Lizzie and Malden were supposedly in love, and Lizzie was desperate to get away from her husband, John Dennis. She used an alias as she arrived in Kansas City only to elude her husband.
The only one who seemed remotely concerned about Lizzie’s two children was her father, John Clevidence. “I think more about those children than anybody,” he said. “I’m goin’ to find them, no matter how long it takes. I can’t help it if their mother has gone to the bad, but I don’t want the little girls to follow her.”
On April 20, 1892, the gig was officially up. After months of denial, the two suspects in custody, Lizzie Dennis and Malden Sipole, pled guilty to “enticing away a child.” The minimum penalty at the time in Missouri for the crime was six months – and the maximum sentence was five years.
The judge sentenced Malden to four years and gave Lizzie two years for the crime.
Both Lizzie and Malden swore the other man, “Ralston” – otherwise referenced as Felix Robertson, lawyer, got away with the $5,000 ransom.
David T. Beals, Jr., known as Junior, inherited his parents’ impressive mansion on Independence Ave. when his father died in 1910. The house was sold in 1922, and it caught fire quickly thereafter.
Junior graduated from Yale, worked for Interstate Cattle Company and owned several country banks. He married Seth Ward’s granddaughter, Helen, and had one child. Interestingly, Junior’s nephew, David Conover (1920-1983; Dora’s son), worked as a photographer and is credited with discovering Marilyn Monroe. Junior passed away in 1963 in Kansas City.
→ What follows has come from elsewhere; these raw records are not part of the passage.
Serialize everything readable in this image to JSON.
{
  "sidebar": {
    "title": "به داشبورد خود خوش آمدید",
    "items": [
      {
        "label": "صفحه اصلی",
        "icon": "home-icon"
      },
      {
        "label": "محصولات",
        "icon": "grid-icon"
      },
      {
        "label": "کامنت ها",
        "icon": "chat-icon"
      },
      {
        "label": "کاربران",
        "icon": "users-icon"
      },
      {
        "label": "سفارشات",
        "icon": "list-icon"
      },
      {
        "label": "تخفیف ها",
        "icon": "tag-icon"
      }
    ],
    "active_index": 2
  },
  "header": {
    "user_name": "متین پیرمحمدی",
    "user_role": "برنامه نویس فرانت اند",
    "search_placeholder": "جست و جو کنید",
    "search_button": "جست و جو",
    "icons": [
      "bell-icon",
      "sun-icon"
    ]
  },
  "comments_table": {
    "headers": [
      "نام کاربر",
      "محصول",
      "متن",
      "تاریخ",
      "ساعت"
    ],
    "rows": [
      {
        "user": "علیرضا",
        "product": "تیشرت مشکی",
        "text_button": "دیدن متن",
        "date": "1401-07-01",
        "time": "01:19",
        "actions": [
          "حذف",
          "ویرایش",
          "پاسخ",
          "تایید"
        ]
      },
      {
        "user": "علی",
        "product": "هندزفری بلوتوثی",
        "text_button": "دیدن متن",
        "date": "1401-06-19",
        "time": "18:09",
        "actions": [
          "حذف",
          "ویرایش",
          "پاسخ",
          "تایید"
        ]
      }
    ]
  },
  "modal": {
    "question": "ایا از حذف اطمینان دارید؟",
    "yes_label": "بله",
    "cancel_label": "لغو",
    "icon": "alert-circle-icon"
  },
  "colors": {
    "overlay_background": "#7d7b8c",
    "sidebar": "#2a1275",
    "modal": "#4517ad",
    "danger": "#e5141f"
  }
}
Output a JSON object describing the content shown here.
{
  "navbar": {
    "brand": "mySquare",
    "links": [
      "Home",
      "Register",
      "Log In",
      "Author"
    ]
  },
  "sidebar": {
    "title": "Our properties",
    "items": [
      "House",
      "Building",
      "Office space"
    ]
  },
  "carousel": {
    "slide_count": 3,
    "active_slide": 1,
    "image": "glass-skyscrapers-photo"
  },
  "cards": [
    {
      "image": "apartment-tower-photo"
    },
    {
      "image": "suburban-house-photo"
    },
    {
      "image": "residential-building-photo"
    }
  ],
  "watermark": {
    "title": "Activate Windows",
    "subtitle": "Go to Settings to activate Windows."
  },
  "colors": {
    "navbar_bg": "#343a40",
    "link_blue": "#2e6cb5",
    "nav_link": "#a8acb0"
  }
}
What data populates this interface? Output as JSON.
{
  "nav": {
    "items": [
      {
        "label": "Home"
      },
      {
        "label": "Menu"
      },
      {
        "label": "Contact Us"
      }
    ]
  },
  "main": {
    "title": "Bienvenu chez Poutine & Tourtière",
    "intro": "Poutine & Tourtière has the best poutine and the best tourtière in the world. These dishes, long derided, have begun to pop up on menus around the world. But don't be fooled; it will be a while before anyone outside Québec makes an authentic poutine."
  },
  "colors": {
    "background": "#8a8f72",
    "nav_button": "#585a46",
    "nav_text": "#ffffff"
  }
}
Malden Sipole served just shy of four years and was released in 1896. He worked as a road contractor and married his wife, Mae, in 1897, settled in Illinois, and had numerous children. He died in 1939.
Lizzie Clevidence Dennis was released from prison in 1893 after serving 16 months. Her husband, John Dennis filed for divorce in Nebraska and took her two children, Evie and Ivy with him. Ivy passed away at a young age, but Evie stayed in close contact with her father and passed away in 1914 after marrying and having children in Washington.
Lizzie moved to Chicago and married Joseph Helmes (1870-1915), a horseshoer. After her husband passed away, Lizzie moved back to the place where she couldn’t wait to leave as a young woman; she died in 1960 at Sunnyside Nursing Home in Warren, Ill. Her obituary plainly claimed, “There are no immediate survivors.”
Surprisingly, the man both Lizzie and Malden referenced as the Denver lawyer who made off with the $5,000 did exist! His name was Felix Robertson, and he is listed in city directories for 1890 and 1891. After living in Denver with his family, Robertson had the Kansas City police on his tracks. They were too late; after “leaving part of his furniture in the house and an uneaten breakfast on the table,” Felix Robertson disappeared from the records and from the police’s grasp.
A kidnapping story that engulfed the newspaper headlines in 1891 was full of mysteries and surprises. This early event is one of the first documented kidnappings for ransom, and luckily for the Beals family, the event, although tragic, ended in the safe return of a two-year-old innocent victim.
Diane writes about the history of the area. To read more of the stories, go to http://www.newsantafetrailer.blogspot.com.